### WHAT YOU WILL DO
Please write out every record below exactly as it stands.

··· EXTRACTED MATERIAL ···

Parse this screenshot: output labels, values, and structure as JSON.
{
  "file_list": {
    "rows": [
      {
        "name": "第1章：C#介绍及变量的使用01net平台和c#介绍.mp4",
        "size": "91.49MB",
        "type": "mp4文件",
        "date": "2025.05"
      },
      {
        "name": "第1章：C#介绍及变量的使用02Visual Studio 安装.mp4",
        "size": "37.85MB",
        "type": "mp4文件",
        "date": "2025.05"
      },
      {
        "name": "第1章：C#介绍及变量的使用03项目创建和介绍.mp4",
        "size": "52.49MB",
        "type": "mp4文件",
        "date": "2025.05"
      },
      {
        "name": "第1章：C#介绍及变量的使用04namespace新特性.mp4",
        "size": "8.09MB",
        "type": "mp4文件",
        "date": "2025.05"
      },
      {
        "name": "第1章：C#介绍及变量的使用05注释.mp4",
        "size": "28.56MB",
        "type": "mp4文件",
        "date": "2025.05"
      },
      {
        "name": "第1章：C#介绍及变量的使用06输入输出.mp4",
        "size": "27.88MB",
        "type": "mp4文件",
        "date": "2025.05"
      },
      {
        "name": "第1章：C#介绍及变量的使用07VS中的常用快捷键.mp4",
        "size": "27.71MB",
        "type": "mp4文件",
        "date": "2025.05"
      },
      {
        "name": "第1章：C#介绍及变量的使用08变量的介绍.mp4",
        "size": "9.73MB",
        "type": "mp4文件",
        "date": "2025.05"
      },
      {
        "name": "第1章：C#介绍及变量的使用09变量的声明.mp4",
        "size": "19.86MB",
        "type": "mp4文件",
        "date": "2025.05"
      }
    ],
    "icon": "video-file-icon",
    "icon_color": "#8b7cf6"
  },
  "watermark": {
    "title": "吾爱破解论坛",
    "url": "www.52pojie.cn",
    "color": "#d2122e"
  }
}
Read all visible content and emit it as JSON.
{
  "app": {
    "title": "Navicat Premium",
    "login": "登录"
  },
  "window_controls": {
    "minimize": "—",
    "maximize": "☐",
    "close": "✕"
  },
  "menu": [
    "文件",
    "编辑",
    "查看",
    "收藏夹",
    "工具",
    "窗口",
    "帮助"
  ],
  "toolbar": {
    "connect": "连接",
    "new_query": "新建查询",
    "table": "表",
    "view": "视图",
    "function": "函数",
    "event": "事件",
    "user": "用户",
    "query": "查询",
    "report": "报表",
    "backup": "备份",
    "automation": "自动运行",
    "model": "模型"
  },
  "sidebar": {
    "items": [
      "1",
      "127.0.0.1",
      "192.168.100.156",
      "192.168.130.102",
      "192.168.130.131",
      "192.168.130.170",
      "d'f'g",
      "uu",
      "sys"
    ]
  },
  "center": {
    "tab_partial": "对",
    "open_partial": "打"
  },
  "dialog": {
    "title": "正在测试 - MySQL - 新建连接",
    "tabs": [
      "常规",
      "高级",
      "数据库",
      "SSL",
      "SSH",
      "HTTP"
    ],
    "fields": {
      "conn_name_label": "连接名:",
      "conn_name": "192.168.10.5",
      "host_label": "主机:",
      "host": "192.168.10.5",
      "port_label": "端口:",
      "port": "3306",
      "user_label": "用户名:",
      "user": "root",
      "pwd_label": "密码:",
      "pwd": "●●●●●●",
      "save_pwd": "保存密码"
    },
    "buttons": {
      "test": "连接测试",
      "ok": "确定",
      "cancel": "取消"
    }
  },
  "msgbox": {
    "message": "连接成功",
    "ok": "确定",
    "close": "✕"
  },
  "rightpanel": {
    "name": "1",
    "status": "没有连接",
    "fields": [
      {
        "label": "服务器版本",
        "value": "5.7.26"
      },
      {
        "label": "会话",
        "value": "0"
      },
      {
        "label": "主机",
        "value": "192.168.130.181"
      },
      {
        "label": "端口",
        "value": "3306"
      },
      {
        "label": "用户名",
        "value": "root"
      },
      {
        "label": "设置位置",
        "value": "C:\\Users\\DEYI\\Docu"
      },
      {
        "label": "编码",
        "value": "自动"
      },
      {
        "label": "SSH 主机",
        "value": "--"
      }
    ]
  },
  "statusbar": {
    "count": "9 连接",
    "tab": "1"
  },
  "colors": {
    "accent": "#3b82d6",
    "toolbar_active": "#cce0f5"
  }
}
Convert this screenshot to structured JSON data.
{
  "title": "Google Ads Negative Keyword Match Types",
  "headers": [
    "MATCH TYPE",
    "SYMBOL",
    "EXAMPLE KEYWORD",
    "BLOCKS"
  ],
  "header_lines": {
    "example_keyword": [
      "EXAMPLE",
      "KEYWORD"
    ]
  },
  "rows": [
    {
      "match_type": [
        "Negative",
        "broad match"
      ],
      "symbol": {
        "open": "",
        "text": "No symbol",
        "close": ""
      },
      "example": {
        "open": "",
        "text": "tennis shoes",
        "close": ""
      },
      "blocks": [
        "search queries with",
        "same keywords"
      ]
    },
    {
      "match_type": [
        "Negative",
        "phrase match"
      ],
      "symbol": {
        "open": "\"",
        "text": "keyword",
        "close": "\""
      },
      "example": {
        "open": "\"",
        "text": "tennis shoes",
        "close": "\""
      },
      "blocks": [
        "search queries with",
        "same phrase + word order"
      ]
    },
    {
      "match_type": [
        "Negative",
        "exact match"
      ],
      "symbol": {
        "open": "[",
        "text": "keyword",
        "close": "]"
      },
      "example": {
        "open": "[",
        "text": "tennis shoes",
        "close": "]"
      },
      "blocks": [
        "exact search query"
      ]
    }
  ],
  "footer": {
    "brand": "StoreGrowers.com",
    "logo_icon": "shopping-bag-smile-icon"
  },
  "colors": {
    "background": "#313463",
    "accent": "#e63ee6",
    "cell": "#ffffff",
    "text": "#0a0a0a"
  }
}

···

### WRITTEN SOLUTION
Parse this screenshot: output labels, values, and structure as JSON.
{
  "file_list": {
    "rows": [
      {
        "name": "第1章：C#介绍及变量的使用01net平台和c#介绍.mp4",
        "size": "91.49MB",
        "type": "mp4文件",
        "date": "2025.05"
      },
      {
        "name": "第1章：C#介绍及变量的使用02Visual Studio 安装.mp4",
        "size": "37.85MB",
        "type": "mp4文件",
        "date": "2025.05"
      },
      {
        "name": "第1章：C#介绍及变量的使用03项目创建和介绍.mp4",
        "size": "52.49MB",
        "type": "mp4文件",
        "date": "2025.05"
      },
      {
        "name": "第1章：C#介绍及变量的使用04namespace新特性.mp4",
        "size": "8.09MB",
        "type": "mp4文件",
        "date": "2025.05"
      },
      {
        "name": "第1章：C#介绍及变量的使用05注释.mp4",
        "size": "28.56MB",
        "type": "mp4文件",
        "date": "2025.05"
      },
      {
        "name": "第1章：C#介绍及变量的使用06输入输出.mp4",
        "size": "27.88MB",
        "type": "mp4文件",
        "date": "2025.05"
      },
      {
        "name": "第1章：C#介绍及变量的使用07VS中的常用快捷键.mp4",
        "size": "27.71MB",
        "type": "mp4文件",
        "date": "2025.05"
      },
      {
        "name": "第1章：C#介绍及变量的使用08变量的介绍.mp4",
        "size": "9.73MB",
        "type": "mp4文件",
        "date": "2025.05"
      },
      {
        "name": "第1章：C#介绍及变量的使用09变量的声明.mp4",
        "size": "19.86MB",
        "type": "mp4文件",
        "date": "2025.05"
      }
    ],
    "icon": "video-file-icon",
    "icon_color": "#8b7cf6"
  },
  "watermark": {
    "title": "吾爱破解论坛",
    "url": "www.52pojie.cn",
    "color": "#d2122e"
  }
}
Read all visible content and emit it as JSON.
{
  "app": {
    "title": "Navicat Premium",
    "login": "登录"
  },
  "window_controls": {
    "minimize": "—",
    "maximize": "☐",
    "close": "✕"
  },
  "menu": [
    "文件",
    "编辑",
    "查看",
    "收藏夹",
    "工具",
    "窗口",
    "帮助"
  ],
  "toolbar": {
    "connect": "连接",
    "new_query": "新建查询",
    "table": "表",
    "view": "视图",
    "function": "函数",
    "event": "事件",
    "user": "用户",
    "query": "查询",
    "report": "报表",
    "backup": "备份",
    "automation": "自动运行",
    "model": "模型"
  },
  "sidebar": {
    "items": [
      "1",
      "127.0.0.1",
      "192.168.100.156",
      "192.168.130.102",
      "192.168.130.131",
      "192.168.130.170",
      "d'f'g",
      "uu",
      "sys"
    ]
  },
  "center": {
    "tab_partial": "对",
    "open_partial": "打"
  },
  "dialog": {
    "title": "正在测试 - MySQL - 新建连接",
    "tabs": [
      "常规",
      "高级",
      "数据库",
      "SSL",
      "SSH",
      "HTTP"
    ],
    "fields": {
      "conn_name_label": "连接名:",
      "conn_name": "192.168.10.5",
      "host_label": "主机:",
      "host": "192.168.10.5",
      "port_label": "端口:",
      "port": "3306",
      "user_label": "用户名:",
      "user": "root",
      "pwd_label": "密码:",
      "pwd": "●●●●●●",
      "save_pwd": "保存密码"
    },
    "buttons": {
      "test": "连接测试",
      "ok": "确定",
      "cancel": "取消"
    }
  },
  "msgbox": {
    "message": "连接成功",
    "ok": "确定",
    "close": "✕"
  },
  "rightpanel": {
    "name": "1",
    "status": "没有连接",
    "fields": [
      {
        "label": "服务器版本",
        "value": "5.7.26"
      },
      {
        "label": "会话",
        "value": "0"
      },
      {
        "label": "主机",
        "value": "192.168.130.181"
      },
      {
        "label": "端口",
        "value": "3306"
      },
      {
        "label": "用户名",
        "value": "root"
      },
      {
        "label": "设置位置",
        "value": "C:\\Users\\DEYI\\Docu"
      },
      {
        "label": "编码",
        "value": "自动"
      },
      {
        "label": "SSH 主机",
        "value": "--"
      }
    ]
  },
  "statusbar": {
    "count": "9 连接",
    "tab": "1"
  },
  "colors": {
    "accent": "#3b82d6",
    "toolbar_active": "#cce0f5"
  }
}
Convert this screenshot to structured JSON data.
{
  "title": "Google Ads Negative Keyword Match Types",
  "headers": [
    "MATCH TYPE",
    "SYMBOL",
    "EXAMPLE KEYWORD",
    "BLOCKS"
  ],
  "header_lines": {
    "example_keyword": [
      "EXAMPLE",
      "KEYWORD"
    ]
  },
  "rows": [
    {
      "match_type": [
        "Negative",
        "broad match"
      ],
      "symbol": {
        "open": "",
        "text": "No symbol",
        "close": ""
      },
      "example": {
        "open": "",
        "text": "tennis shoes",
        "close": ""
      },
      "blocks": [
        "search queries with",
        "same keywords"
      ]
    },
    {
      "match_type": [
        "Negative",
        "phrase match"
      ],
      "symbol": {
        "open": "\"",
        "text": "keyword",
        "close": "\""
      },
      "example": {
        "open": "\"",
        "text": "tennis shoes",
        "close": "\""
      },
      "blocks": [
        "search queries with",
        "same phrase + word order"
      ]
    },
    {
      "match_type": [
        "Negative",
        "exact match"
      ],
      "symbol": {
        "open": "[",
        "text": "keyword",
        "close": "]"
      },
      "example": {
        "open": "[",
        "text": "tennis shoes",
        "close": "]"
      },
      "blocks": [
        "exact search query"
      ]
    }
  ],
  "footer": {
    "brand": "StoreGrowers.com",
    "logo_icon": "shopping-bag-smile-icon"
  },
  "colors": {
    "background": "#313463",
    "accent": "#e63ee6",
    "cell": "#ffffff",
    "text": "#0a0a0a"
  }
}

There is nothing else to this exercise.